WHAT YOU SHOULD DO –
Make a verbatim copy of all the records.

DATA TO PROCESS –

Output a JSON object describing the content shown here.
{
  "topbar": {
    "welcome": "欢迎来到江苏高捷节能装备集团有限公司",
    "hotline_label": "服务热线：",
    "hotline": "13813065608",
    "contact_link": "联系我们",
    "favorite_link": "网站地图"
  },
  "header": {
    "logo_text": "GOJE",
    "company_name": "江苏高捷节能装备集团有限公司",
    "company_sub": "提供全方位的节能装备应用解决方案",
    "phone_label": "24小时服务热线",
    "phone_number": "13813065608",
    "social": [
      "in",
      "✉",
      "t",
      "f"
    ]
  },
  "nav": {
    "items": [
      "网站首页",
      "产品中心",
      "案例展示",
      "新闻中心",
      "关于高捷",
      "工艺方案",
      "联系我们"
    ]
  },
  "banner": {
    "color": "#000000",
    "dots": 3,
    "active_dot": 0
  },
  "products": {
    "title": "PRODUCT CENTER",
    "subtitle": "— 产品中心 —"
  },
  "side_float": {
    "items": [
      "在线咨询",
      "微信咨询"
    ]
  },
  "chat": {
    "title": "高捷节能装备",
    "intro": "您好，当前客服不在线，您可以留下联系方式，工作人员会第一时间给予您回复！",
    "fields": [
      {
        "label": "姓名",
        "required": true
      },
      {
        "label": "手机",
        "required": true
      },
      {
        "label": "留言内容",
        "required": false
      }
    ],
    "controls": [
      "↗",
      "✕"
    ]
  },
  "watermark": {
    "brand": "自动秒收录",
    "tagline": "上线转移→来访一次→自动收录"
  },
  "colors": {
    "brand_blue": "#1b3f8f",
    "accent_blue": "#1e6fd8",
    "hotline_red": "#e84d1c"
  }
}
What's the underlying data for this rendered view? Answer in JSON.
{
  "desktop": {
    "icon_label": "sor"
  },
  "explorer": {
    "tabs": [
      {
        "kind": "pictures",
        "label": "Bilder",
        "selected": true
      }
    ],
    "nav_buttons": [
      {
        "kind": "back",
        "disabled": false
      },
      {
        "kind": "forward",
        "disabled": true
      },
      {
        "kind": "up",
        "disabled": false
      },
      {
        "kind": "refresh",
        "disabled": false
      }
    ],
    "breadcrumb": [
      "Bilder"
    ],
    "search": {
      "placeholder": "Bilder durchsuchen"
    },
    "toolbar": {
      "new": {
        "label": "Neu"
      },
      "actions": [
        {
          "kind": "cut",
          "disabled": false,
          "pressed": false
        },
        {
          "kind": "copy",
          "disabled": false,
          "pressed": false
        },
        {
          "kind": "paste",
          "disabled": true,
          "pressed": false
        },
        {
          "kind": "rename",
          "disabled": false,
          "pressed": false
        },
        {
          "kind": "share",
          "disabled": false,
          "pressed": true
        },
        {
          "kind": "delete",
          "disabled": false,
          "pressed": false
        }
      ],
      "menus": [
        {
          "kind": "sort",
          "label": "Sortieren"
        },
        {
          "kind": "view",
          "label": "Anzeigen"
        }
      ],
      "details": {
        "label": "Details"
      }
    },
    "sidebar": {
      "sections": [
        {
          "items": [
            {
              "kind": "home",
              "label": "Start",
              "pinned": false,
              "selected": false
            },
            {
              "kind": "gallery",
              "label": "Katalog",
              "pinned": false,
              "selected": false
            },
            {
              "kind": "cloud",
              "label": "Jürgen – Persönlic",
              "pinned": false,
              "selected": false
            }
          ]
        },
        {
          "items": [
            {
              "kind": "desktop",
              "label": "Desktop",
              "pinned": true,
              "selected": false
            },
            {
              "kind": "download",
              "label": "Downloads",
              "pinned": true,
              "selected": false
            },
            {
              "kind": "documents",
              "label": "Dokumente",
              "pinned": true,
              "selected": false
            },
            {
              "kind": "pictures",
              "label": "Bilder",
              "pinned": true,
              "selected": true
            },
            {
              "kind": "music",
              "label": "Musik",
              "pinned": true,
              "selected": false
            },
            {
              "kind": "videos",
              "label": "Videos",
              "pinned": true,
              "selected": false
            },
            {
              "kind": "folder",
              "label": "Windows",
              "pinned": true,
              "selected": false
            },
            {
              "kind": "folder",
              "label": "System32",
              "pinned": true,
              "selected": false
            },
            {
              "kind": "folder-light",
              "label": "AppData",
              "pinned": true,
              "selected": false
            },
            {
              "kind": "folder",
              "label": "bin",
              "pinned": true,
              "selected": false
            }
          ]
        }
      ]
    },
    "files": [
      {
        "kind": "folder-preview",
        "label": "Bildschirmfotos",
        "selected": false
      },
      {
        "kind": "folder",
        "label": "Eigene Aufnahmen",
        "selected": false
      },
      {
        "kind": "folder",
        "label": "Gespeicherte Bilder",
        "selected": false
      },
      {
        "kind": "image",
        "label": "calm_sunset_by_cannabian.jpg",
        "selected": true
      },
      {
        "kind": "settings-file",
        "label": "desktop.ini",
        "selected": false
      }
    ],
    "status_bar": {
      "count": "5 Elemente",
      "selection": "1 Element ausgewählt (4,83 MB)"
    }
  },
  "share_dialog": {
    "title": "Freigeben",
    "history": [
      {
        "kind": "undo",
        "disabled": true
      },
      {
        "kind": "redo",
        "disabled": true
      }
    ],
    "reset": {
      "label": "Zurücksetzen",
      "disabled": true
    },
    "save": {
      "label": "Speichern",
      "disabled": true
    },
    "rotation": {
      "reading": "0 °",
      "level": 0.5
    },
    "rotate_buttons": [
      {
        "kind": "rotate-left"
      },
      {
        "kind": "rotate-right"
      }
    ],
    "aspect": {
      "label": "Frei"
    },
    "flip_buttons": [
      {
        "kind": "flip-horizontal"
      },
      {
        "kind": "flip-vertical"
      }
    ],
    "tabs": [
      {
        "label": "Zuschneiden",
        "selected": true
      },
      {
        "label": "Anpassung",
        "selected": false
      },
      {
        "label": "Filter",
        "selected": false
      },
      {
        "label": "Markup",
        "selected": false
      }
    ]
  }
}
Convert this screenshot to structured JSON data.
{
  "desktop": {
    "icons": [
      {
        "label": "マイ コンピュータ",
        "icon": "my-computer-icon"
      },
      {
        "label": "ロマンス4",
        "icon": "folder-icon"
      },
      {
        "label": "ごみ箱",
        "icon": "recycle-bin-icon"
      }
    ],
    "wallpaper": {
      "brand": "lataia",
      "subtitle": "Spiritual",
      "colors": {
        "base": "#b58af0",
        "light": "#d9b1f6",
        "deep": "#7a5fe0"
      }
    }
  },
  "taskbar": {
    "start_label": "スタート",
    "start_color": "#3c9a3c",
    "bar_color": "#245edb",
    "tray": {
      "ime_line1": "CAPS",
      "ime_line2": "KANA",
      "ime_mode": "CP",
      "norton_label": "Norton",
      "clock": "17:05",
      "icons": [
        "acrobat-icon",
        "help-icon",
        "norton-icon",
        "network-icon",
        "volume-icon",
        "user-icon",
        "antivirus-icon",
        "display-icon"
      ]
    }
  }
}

OUTPUT FOR THIS TASK –
Output a JSON object describing the content shown here.
{
  "topbar": {
    "welcome": "欢迎来到江苏高捷节能装备集团有限公司",
    "hotline_label": "服务热线：",
    "hotline": "13813065608",
    "contact_link": "联系我们",
    "favorite_link": "网站地图"
  },
  "header": {
    "logo_text": "GOJE",
    "company_name": "江苏高捷节能装备集团有限公司",
    "company_sub": "提供全方位的节能装备应用解决方案",
    "phone_label": "24小时服务热线",
    "phone_number": "13813065608",
    "social": [
      "in",
      "✉",
      "t",
      "f"
    ]
  },
  "nav": {
    "items": [
      "网站首页",
      "产品中心",
      "案例展示",
      "新闻中心",
      "关于高捷",
      "工艺方案",
      "联系我们"
    ]
  },
  "banner": {
    "color": "#000000",
    "dots": 3,
    "active_dot": 0
  },
  "products": {
    "title": "PRODUCT CENTER",
    "subtitle": "— 产品中心 —"
  },
  "side_float": {
    "items": [
      "在线咨询",
      "微信咨询"
    ]
  },
  "chat": {
    "title": "高捷节能装备",
    "intro": "您好，当前客服不在线，您可以留下联系方式，工作人员会第一时间给予您回复！",
    "fields": [
      {
        "label": "姓名",
        "required": true
      },
      {
        "label": "手机",
        "required": true
      },
      {
        "label": "留言内容",
        "required": false
      }
    ],
    "controls": [
      "↗",
      "✕"
    ]
  },
  "watermark": {
    "brand": "自动秒收录",
    "tagline": "上线转移→来访一次→自动收录"
  },
  "colors": {
    "brand_blue": "#1b3f8f",
    "accent_blue": "#1e6fd8",
    "hotline_red": "#e84d1c"
  }
}
What's the underlying data for this rendered view? Answer in JSON.
{
  "desktop": {
    "icon_label": "sor"
  },
  "explorer": {
    "tabs": [
      {
        "kind": "pictures",
        "label": "Bilder",
        "selected": true
      }
    ],
    "nav_buttons": [
      {
        "kind": "back",
        "disabled": false
      },
      {
        "kind": "forward",
        "disabled": true
      },
      {
        "kind": "up",
        "disabled": false
      },
      {
        "kind": "refresh",
        "disabled": false
      }
    ],
    "breadcrumb": [
      "Bilder"
    ],
    "search": {
      "placeholder": "Bilder durchsuchen"
    },
    "toolbar": {
      "new": {
        "label": "Neu"
      },
      "actions": [
        {
          "kind": "cut",
          "disabled": false,
          "pressed": false
        },
        {
          "kind": "copy",
          "disabled": false,
          "pressed": false
        },
        {
          "kind": "paste",
          "disabled": true,
          "pressed": false
        },
        {
          "kind": "rename",
          "disabled": false,
          "pressed": false
        },
        {
          "kind": "share",
          "disabled": false,
          "pressed": true
        },
        {
          "kind": "delete",
          "disabled": false,
          "pressed": false
        }
      ],
      "menus": [
        {
          "kind": "sort",
          "label": "Sortieren"
        },
        {
          "kind": "view",
          "label": "Anzeigen"
        }
      ],
      "details": {
        "label": "Details"
      }
    },
    "sidebar": {
      "sections": [
        {
          "items": [
            {
              "kind": "home",
              "label": "Start",
              "pinned": false,
              "selected": false
            },
            {
              "kind": "gallery",
              "label": "Katalog",
              "pinned": false,
              "selected": false
            },
            {
              "kind": "cloud",
              "label": "Jürgen – Persönlic",
              "pinned": false,
              "selected": false
            }
          ]
        },
        {
          "items": [
            {
              "kind": "desktop",
              "label": "Desktop",
              "pinned": true,
              "selected": false
            },
            {
              "kind": "download",
              "label": "Downloads",
              "pinned": true,
              "selected": false
            },
            {
              "kind": "documents",
              "label": "Dokumente",
              "pinned": true,
              "selected": false
            },
            {
              "kind": "pictures",
              "label": "Bilder",
              "pinned": true,
              "selected": true
            },
            {
              "kind": "music",
              "label": "Musik",
              "pinned": true,
              "selected": false
            },
            {
              "kind": "videos",
              "label": "Videos",
              "pinned": true,
              "selected": false
            },
            {
              "kind": "folder",
              "label": "Windows",
              "pinned": true,
              "selected": false
            },
            {
              "kind": "folder",
              "label": "System32",
              "pinned": true,
              "selected": false
            },
            {
              "kind": "folder-light",
              "label": "AppData",
              "pinned": true,
              "selected": false
            },
            {
              "kind": "folder",
              "label": "bin",
              "pinned": true,
              "selected": false
            }
          ]
        }
      ]
    },
    "files": [
      {
        "kind": "folder-preview",
        "label": "Bildschirmfotos",
        "selected": false
      },
      {
        "kind": "folder",
        "label": "Eigene Aufnahmen",
        "selected": false
      },
      {
        "kind": "folder",
        "label": "Gespeicherte Bilder",
        "selected": false
      },
      {
        "kind": "image",
        "label": "calm_sunset_by_cannabian.jpg",
        "selected": true
      },
      {
        "kind": "settings-file",
        "label": "desktop.ini",
        "selected": false
      }
    ],
    "status_bar": {
      "count": "5 Elemente",
      "selection": "1 Element ausgewählt (4,83 MB)"
    }
  },
  "share_dialog": {
    "title": "Freigeben",
    "history": [
      {
        "kind": "undo",
        "disabled": true
      },
      {
        "kind": "redo",
        "disabled": true
      }
    ],
    "reset": {
      "label": "Zurücksetzen",
      "disabled": true
    },
    "save": {
      "label": "Speichern",
      "disabled": true
    },
    "rotation": {
      "reading": "0 °",
      "level": 0.5
    },
    "rotate_buttons": [
      {
        "kind": "rotate-left"
      },
      {
        "kind": "rotate-right"
      }
    ],
    "aspect": {
      "label": "Frei"
    },
    "flip_buttons": [
      {
        "kind": "flip-horizontal"
      },
      {
        "kind": "flip-vertical"
      }
    ],
    "tabs": [
      {
        "label": "Zuschneiden",
        "selected": true
      },
      {
        "label": "Anpassung",
        "selected": false
      },
      {
        "label": "Filter",
        "selected": false
      },
      {
        "label": "Markup",
        "selected": false
      }
    ]
  }
}
Convert this screenshot to structured JSON data.
{
  "desktop": {
    "icons": [
      {
        "label": "マイ コンピュータ",
        "icon": "my-computer-icon"
      },
      {
        "label": "ロマンス4",
        "icon": "folder-icon"
      },
      {
        "label": "ごみ箱",
        "icon": "recycle-bin-icon"
      }
    ],
    "wallpaper": {
      "brand": "lataia",
      "subtitle": "Spiritual",
      "colors": {
        "base": "#b58af0",
        "light": "#d9b1f6",
        "deep": "#7a5fe0"
      }
    }
  },
  "taskbar": {
    "start_label": "スタート",
    "start_color": "#3c9a3c",
    "bar_color": "#245edb",
    "tray": {
      "ime_line1": "CAPS",
      "ime_line2": "KANA",
      "ime_mode": "CP",
      "norton_label": "Norton",
      "clock": "17:05",
      "icons": [
        "acrobat-icon",
        "help-icon",
        "norton-icon",
        "network-icon",
        "volume-icon",
        "user-icon",
        "antivirus-icon",
        "display-icon"
      ]
    }
  }
}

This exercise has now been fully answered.